(Web page and app entries)
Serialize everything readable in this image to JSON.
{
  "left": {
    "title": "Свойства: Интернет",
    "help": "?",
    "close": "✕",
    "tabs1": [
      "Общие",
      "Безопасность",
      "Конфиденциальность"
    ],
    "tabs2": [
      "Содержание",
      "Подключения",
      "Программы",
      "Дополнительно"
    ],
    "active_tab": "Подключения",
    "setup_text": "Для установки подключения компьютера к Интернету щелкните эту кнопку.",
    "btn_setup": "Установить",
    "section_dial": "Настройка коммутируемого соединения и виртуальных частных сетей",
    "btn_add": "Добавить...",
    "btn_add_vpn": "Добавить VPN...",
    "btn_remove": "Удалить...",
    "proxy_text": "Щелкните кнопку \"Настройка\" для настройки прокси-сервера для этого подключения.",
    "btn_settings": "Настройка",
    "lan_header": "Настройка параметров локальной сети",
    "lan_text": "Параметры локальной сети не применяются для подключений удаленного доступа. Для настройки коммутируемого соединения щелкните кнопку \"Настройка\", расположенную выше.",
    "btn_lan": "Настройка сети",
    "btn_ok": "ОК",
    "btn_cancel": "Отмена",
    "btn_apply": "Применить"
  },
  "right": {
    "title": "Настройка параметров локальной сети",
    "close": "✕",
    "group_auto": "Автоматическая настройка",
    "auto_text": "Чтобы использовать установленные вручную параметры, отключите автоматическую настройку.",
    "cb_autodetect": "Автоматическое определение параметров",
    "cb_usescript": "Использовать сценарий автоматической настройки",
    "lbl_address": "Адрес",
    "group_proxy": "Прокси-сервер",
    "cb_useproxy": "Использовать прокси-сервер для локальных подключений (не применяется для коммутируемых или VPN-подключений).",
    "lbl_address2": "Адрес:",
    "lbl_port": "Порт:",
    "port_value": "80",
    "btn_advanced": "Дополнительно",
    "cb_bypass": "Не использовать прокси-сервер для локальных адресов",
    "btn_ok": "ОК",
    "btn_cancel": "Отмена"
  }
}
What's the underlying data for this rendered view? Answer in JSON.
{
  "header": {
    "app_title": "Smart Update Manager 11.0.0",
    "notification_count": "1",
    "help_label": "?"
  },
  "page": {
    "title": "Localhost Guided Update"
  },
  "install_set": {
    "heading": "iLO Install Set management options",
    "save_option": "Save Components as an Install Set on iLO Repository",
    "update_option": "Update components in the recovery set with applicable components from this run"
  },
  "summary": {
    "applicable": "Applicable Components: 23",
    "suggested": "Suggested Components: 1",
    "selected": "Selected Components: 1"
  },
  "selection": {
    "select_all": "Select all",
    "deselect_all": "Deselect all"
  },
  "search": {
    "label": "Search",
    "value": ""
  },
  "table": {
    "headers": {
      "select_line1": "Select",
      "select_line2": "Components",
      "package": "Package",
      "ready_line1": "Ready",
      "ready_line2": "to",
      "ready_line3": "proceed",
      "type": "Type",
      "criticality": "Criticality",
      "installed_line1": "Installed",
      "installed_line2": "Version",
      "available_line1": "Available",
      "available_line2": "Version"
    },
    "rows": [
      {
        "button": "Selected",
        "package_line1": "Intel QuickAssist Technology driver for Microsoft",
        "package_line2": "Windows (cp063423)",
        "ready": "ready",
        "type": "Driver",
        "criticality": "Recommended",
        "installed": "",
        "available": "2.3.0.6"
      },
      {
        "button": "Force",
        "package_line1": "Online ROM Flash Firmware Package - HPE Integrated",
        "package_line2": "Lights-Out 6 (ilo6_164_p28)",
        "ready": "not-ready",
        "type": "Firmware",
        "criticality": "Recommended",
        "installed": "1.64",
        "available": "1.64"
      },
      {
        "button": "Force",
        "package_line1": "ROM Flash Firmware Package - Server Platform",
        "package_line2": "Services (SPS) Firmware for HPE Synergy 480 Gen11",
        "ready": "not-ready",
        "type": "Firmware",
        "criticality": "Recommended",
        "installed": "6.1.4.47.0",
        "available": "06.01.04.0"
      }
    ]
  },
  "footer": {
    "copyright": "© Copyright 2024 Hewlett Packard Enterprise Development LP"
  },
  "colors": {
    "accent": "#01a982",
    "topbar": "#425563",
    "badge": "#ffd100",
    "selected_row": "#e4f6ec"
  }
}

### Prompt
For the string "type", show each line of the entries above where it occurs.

### Response to this task
      "type": "Type",
        "type": "Driver",
        "type": "Firmware",
        "type": "Firmware",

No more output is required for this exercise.